Peking is acting to increase goodwill among overseas Chinese in Hong Kong, on Taiwan and elsewhere in the world by cutting red tape for their relatives living in the mainland who wish to leave. At the same time, Peking is apparently doing little to stop disenchanted peasants and workers living near this capital of Kwang-tung Province from crossing the border illegally.Even when caught and returned to China by Hong Kong police, the runaways usually find some way to return to the border and try again.
Along with the immigrants, however, Hong Kong also receives a huge flow of vital water, food, petroleum and other goods from China, so British officials are unlikely to complain too long and hard about China's lax border procedures. For the first eight months of 1978, total Chinese trade with Hong Kong jumped 25 percent to about $1.3 billion. Almost all of that was Chinese goods purchased by Hong Kong, but there were significant increases in Chinese purchases of Hong Kong goods such as textile yarn, fabrics and plastics.

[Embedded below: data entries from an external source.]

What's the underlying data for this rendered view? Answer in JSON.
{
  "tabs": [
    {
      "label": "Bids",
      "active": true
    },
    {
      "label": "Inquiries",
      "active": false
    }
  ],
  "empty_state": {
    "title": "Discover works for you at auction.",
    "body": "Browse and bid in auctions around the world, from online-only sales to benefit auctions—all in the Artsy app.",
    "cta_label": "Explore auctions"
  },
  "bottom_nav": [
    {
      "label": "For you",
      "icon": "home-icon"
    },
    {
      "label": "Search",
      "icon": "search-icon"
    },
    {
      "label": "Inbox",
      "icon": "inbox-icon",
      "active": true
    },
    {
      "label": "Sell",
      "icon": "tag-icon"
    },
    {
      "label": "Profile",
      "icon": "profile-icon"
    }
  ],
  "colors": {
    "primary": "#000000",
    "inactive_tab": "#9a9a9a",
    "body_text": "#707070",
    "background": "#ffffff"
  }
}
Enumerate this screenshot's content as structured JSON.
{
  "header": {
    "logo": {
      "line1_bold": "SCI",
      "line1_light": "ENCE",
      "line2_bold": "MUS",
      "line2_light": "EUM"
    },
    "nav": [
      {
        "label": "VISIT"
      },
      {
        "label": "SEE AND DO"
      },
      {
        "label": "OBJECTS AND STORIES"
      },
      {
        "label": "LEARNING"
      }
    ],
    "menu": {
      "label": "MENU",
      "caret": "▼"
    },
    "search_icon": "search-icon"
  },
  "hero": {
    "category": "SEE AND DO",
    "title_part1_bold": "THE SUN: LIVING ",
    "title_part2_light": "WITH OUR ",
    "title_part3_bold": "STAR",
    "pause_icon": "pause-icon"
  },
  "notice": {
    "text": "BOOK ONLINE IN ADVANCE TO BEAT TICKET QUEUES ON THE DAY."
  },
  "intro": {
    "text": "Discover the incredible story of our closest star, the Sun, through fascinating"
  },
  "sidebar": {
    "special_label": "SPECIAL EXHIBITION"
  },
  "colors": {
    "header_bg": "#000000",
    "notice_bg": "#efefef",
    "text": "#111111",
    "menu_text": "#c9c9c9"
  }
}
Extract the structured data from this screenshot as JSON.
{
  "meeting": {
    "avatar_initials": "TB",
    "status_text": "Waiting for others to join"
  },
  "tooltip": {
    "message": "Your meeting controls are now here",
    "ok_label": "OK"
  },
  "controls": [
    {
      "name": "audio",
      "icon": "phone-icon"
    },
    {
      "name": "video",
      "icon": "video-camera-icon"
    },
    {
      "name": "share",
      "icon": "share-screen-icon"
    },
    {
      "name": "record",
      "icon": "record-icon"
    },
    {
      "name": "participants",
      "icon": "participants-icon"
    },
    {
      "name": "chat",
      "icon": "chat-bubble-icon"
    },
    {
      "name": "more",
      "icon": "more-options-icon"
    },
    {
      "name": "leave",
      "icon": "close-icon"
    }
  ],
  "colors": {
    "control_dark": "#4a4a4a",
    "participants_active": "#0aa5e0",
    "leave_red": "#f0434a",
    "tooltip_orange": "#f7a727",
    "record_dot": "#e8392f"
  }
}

At the semiannual trade fair here in November, Chinese officials listened while one Hong Kong-based trader proposed building a superhighway to speed the daily transport of pigs, chickens, fuel and countless other goods across the border. The Chinese gave no indication such a plan was in the works, but officials in Hong Kong say checkpoint procedures for trucks that cross the border each day have been eased.
Sir Lawrence Kadoorie, chairman of China Light and Power Co. and one of Hong Kong's leading entrepreneurs, has suggested to the Chinese that they supply coal for a huge new power plant he is constructing in the New Territories, the largely rural part of Hong Kong close to the Chinese border. He suggested that the plant might pay for the coal in part by selling electricity back to China, where blackouts often hit parts of this city.
Such an exchange would, in fact, indicate an official Chinese decision to allow the New Territories to remain in British hands beyond 1997, when a 88-year-lease originally signed with China's last imperial dynasty runs out. Peking has officially repudiated the lease as the act of an imperial clique not sanctioned by the Chinese people, but it has given numerous assurances this year that it plans to take no acts - such as recovering the New Territories - that would imperil Hong Kong's economic future.
Businessmen with ties to Peking are expressing confidence in Hong Kong's future by paying large sums for choice commercial properties on Hong Kong island and Kowloon. China operates an extensive banking system in Hong Kong and has opened a chain of gasoline service stations.
In return, China has allowed Hong Kong overseas Chinese to resume owernership of buildings here and in other parts of Kwangtung seized when the Communists took over. Hong Kong businessmen are also setting up a number of factories and hotels here and in other parts of China as part of an ambitious program of joint ventures. Peking seems to feel most comfortable dealing with Hong Kong compatriots.
Analysts in Hong Kong wonder if the advent of full diplomatic relations between Peking and Washington may ease some of the suspicion China has felt toward Hong Kong as a center of cynical U.S. China watchers and rumormongers. Many American journalists and diplomats who write about China are expected to move to Peking, leaving Hong Kong as a center for American businessmen, looking for a piece of the growing China-Hong Kong boom.